Below are records; report the number of lines among them that include the word "author", and nothing further.

=== Section Start ===

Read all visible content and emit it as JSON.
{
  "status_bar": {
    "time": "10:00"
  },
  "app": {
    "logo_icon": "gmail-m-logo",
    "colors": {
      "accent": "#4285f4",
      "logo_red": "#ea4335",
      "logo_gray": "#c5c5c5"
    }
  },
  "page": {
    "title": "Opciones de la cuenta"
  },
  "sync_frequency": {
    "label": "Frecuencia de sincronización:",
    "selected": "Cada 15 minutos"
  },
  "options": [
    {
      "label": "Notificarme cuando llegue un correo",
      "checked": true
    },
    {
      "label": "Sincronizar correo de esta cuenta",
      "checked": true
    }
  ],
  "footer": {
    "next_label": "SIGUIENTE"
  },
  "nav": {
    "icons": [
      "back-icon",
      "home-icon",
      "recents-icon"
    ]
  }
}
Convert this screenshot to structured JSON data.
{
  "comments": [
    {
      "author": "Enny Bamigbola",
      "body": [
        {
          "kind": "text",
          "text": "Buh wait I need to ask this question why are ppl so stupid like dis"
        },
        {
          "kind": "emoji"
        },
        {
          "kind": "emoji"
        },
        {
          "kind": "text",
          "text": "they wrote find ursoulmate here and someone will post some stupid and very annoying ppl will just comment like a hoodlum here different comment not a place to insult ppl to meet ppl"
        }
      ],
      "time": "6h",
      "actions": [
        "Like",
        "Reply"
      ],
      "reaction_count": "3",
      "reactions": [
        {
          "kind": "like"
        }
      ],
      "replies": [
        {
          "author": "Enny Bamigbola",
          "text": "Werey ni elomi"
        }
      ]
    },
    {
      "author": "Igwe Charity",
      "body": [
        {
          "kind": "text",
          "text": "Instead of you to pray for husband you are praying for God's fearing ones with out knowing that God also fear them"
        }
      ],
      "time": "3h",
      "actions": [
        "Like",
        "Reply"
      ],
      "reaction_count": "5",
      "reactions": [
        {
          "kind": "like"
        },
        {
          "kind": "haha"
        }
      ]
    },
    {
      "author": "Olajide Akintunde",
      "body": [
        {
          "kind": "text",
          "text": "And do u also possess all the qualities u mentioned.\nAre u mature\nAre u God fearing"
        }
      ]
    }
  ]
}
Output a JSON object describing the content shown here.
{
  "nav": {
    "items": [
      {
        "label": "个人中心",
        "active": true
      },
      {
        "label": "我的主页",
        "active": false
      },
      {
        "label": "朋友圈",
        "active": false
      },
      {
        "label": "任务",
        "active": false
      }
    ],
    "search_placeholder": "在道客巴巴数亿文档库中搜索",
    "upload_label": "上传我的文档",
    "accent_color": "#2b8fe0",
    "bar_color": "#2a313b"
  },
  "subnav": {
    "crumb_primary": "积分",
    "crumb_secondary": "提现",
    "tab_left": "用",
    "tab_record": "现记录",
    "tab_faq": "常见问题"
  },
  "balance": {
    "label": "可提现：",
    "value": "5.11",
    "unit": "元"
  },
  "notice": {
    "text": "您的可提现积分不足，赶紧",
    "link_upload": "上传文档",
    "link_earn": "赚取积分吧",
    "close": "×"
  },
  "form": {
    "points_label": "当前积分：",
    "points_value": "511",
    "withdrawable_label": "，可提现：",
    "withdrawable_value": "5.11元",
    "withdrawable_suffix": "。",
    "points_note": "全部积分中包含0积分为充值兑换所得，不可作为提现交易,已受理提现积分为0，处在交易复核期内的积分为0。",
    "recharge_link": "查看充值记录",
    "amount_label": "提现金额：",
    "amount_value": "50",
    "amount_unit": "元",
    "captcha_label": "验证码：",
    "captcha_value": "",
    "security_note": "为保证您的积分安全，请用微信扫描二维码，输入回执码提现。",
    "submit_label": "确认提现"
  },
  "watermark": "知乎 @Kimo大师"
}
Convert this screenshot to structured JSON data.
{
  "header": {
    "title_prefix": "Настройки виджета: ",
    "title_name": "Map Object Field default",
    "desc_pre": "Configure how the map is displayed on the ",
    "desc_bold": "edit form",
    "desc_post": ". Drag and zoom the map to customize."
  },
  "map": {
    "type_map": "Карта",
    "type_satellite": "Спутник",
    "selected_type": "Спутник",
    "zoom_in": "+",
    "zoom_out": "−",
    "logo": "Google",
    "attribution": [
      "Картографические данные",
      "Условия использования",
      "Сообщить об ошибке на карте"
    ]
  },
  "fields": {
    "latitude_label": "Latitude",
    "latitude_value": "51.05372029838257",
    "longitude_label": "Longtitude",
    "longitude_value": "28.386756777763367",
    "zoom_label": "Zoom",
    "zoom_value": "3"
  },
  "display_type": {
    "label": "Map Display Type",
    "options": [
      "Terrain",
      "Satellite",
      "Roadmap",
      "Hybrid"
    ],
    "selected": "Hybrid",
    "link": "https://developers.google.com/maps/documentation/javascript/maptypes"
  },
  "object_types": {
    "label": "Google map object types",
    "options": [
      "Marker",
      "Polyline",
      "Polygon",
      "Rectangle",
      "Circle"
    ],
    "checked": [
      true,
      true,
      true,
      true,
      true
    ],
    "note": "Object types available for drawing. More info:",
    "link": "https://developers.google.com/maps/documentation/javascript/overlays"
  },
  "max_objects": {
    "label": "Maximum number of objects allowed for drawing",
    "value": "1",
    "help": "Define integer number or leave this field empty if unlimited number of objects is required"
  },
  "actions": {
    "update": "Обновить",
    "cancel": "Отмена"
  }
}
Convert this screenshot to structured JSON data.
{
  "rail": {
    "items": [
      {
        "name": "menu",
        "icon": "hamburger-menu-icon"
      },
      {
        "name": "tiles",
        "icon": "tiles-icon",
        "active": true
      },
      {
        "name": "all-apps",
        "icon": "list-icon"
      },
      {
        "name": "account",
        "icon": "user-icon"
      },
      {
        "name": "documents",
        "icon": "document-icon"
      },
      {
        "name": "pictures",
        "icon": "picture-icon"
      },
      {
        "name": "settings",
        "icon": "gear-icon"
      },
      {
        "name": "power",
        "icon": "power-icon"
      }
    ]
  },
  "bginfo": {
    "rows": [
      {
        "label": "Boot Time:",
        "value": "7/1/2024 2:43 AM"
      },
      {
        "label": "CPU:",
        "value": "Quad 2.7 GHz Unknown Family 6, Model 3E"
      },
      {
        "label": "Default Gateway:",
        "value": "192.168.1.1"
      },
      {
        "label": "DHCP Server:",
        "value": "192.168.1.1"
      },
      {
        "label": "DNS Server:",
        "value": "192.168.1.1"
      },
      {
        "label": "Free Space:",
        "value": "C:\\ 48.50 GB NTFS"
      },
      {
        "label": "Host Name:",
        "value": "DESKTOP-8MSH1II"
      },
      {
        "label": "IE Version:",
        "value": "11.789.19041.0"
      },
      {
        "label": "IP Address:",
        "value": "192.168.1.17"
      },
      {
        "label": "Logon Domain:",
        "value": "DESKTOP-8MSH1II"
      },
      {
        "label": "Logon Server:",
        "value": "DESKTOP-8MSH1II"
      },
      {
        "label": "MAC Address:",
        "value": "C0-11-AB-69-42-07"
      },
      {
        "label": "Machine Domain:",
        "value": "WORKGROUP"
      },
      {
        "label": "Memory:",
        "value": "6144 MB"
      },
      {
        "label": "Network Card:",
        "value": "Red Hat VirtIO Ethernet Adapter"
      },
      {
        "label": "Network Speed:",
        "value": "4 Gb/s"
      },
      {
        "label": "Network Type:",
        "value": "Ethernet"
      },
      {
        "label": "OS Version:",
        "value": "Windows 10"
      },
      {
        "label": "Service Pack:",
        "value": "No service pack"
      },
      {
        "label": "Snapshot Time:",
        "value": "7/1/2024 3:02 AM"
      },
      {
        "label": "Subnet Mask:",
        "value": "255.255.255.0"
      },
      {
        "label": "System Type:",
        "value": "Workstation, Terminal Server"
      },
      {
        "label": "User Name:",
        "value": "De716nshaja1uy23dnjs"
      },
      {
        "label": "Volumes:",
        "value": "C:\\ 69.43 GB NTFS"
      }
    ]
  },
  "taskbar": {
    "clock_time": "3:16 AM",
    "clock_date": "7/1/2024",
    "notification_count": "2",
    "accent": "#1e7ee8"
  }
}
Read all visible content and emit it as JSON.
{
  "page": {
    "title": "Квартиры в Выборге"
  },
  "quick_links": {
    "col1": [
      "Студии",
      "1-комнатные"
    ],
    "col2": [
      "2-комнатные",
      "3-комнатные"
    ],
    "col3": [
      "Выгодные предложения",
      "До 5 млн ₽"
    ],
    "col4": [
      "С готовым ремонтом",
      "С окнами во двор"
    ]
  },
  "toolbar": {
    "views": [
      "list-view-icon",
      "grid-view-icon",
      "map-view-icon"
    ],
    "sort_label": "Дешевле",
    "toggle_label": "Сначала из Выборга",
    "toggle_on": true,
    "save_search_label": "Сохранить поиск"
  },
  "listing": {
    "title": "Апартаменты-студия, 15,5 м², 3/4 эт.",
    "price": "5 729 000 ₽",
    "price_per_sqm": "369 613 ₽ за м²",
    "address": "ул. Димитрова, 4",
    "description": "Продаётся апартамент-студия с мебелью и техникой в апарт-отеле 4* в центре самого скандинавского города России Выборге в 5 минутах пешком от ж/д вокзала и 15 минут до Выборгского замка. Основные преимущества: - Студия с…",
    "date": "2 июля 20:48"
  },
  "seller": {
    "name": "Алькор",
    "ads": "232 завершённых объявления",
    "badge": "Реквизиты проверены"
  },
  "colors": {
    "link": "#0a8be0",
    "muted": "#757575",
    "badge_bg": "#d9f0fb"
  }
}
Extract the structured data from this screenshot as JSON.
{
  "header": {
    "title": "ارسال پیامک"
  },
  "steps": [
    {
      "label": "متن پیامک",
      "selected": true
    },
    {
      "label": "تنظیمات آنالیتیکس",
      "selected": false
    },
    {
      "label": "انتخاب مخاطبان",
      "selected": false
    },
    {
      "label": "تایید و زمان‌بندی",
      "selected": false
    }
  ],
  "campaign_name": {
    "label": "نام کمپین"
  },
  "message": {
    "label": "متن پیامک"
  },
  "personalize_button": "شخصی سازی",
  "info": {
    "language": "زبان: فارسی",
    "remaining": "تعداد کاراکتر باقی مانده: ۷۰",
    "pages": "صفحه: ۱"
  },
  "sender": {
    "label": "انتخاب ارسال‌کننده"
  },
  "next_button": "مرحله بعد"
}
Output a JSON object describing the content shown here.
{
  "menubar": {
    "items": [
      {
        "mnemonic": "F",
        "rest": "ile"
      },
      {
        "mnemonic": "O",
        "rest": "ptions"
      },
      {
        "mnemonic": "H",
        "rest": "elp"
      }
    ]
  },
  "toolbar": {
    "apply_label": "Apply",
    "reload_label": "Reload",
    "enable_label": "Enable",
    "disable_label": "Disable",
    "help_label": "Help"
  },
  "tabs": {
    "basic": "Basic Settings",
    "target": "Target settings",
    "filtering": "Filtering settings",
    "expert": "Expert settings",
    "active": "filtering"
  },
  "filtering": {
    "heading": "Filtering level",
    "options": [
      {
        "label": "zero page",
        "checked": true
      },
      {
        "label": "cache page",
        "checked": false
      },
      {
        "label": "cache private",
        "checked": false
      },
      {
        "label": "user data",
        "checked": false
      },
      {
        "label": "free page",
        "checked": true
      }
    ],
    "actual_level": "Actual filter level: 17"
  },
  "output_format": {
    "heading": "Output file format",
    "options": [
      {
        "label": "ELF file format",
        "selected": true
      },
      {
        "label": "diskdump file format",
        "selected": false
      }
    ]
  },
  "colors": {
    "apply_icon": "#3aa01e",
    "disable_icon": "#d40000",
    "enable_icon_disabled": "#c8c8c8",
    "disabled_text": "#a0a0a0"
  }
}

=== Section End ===

ANSWER TO THE PROBLEM - 4